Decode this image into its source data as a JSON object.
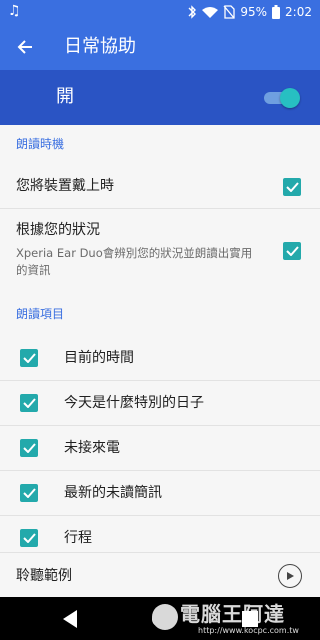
{
  "status_bar": {
    "battery": "95%",
    "time": "2:02",
    "icons": [
      "music-note-icon",
      "bluetooth-icon",
      "wifi-icon",
      "no-sim-icon",
      "battery-icon"
    ]
  },
  "app_bar": {
    "title": "日常協助",
    "back_icon": "arrow-left-icon"
  },
  "master_switch": {
    "label": "開",
    "state": "on"
  },
  "sections": {
    "timing": {
      "header": "朗讀時機",
      "rows": [
        {
          "title": "您將裝置戴上時",
          "checked": true
        },
        {
          "title": "根據您的狀況",
          "subtitle": "Xperia Ear Duo會辨別您的狀況並朗讀出實用的資訊",
          "checked": true
        }
      ]
    },
    "items": {
      "header": "朗讀項目",
      "rows": [
        {
          "label": "目前的時間",
          "checked": true
        },
        {
          "label": "今天是什麼特別的日子",
          "checked": true
        },
        {
          "label": "未接來電",
          "checked": true
        },
        {
          "label": "最新的未讀簡訊",
          "checked": true
        },
        {
          "label": "行程",
          "checked": true
        }
      ]
    }
  },
  "footer": {
    "label": "聆聽範例",
    "play_icon": "play-circle-icon"
  },
  "nav_bar": {
    "icons": [
      "back-triangle-icon",
      "home-circle-icon",
      "recents-square-icon"
    ]
  },
  "watermark": {
    "main": "電腦王阿達",
    "sub": "http://www.kocpc.com.tw"
  },
  "colors": {
    "app_bar": "#3a6fe0",
    "master_bar": "#2a54c4",
    "accent": "#23a9ab",
    "section_header": "#3a6fe0"
  }
}
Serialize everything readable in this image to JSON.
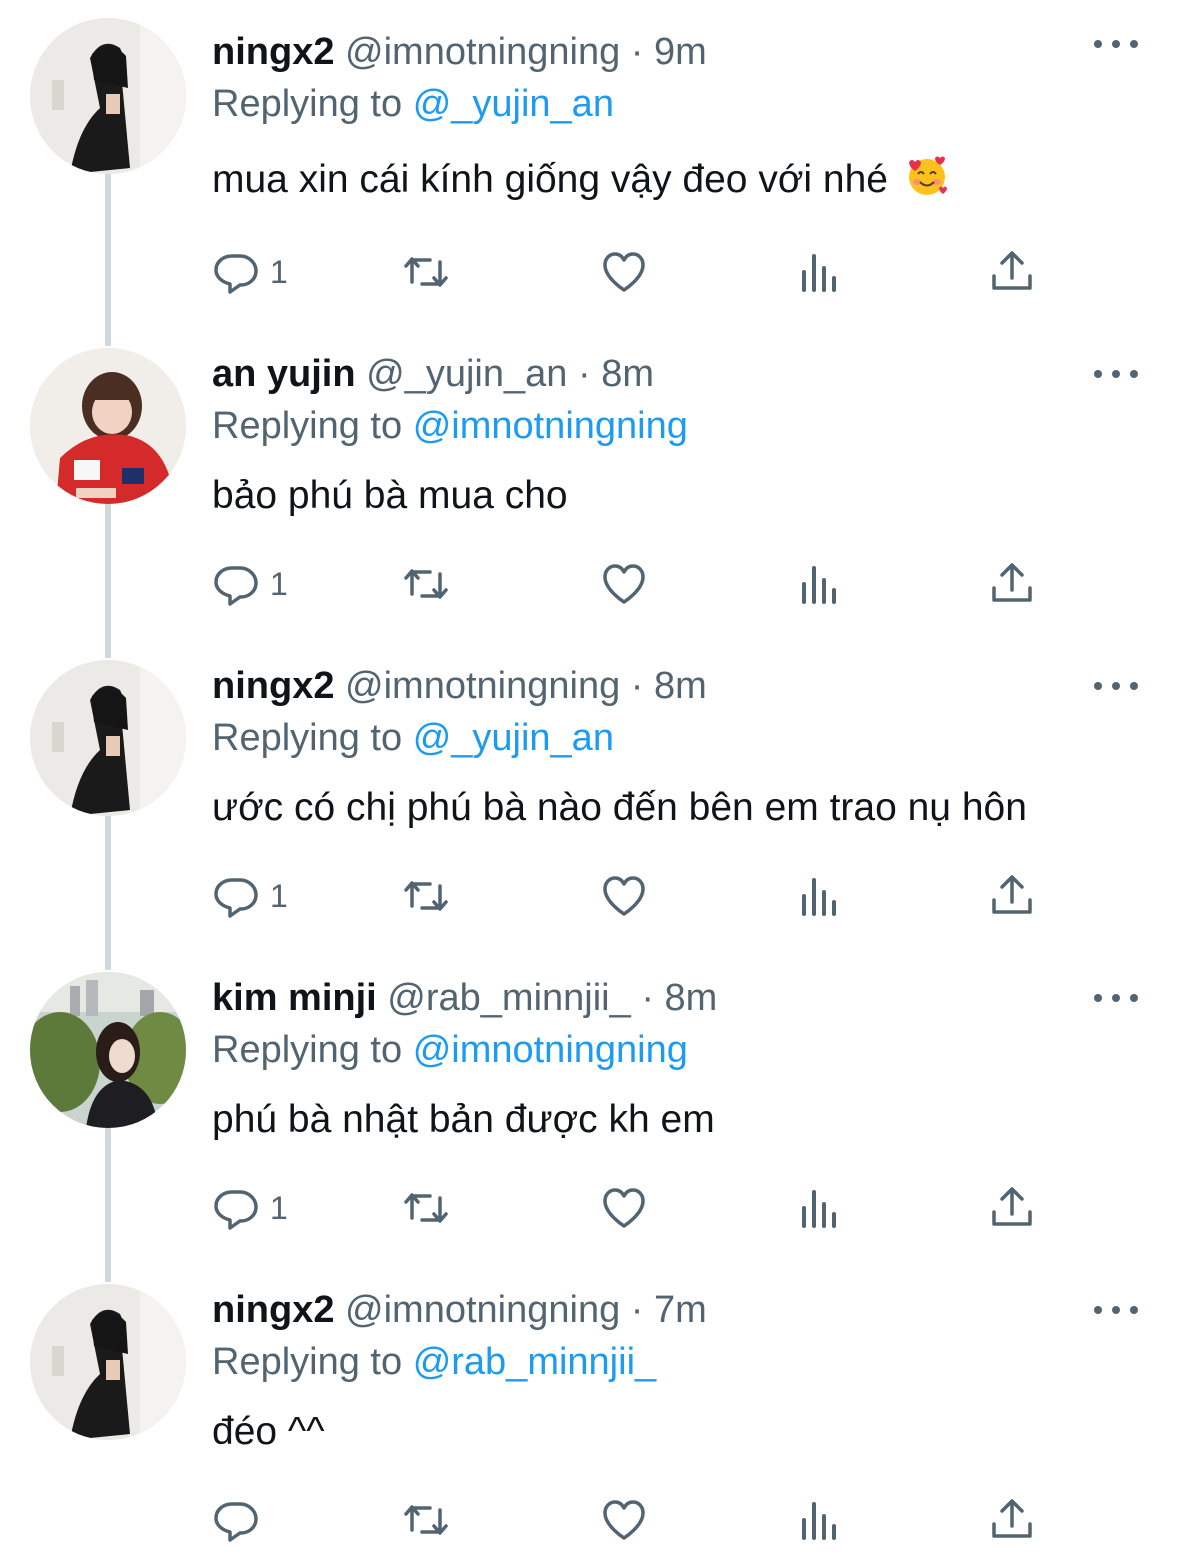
{
  "separator": "·",
  "replying_prefix": "Replying to",
  "tweets": [
    {
      "avatar": "ningx2-avatar",
      "name": "ningx2",
      "handle": "@imnotningning",
      "time": "9m",
      "reply_to": "@_yujin_an",
      "text": "mua xin cái kính giống vậy đeo với nhé",
      "emoji": "smiling-face-with-hearts-emoji",
      "reply_count": "1"
    },
    {
      "avatar": "an-yujin-avatar",
      "name": "an yujin",
      "handle": "@_yujin_an",
      "time": "8m",
      "reply_to": "@imnotningning",
      "text": "bảo phú bà mua cho",
      "reply_count": "1"
    },
    {
      "avatar": "ningx2-avatar",
      "name": "ningx2",
      "handle": "@imnotningning",
      "time": "8m",
      "reply_to": "@_yujin_an",
      "text": "ước có chị phú bà nào đến bên em trao nụ hôn",
      "reply_count": "1"
    },
    {
      "avatar": "kim-minji-avatar",
      "name": "kim minji",
      "handle": "@rab_minnjii_",
      "time": "8m",
      "reply_to": "@imnotningning",
      "text": "phú bà nhật bản được kh em",
      "reply_count": "1"
    },
    {
      "avatar": "ningx2-avatar",
      "name": "ningx2",
      "handle": "@imnotningning",
      "time": "7m",
      "reply_to": "@rab_minnjii_",
      "text": "đéo ^^",
      "reply_count": ""
    }
  ],
  "icons": {
    "reply": "reply-icon",
    "retweet": "retweet-icon",
    "like": "like-icon",
    "views": "views-icon",
    "share": "share-icon",
    "more": "more-icon"
  },
  "colors": {
    "text": "#0f1419",
    "secondary": "#536471",
    "link": "#1d9bf0",
    "thread_line": "#cfd9de"
  }
}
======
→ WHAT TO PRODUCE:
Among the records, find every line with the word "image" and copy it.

→ ANSWER BOX:
Decode this image into its source data as a JSON object.
Serialize everything readable in this image to JSON.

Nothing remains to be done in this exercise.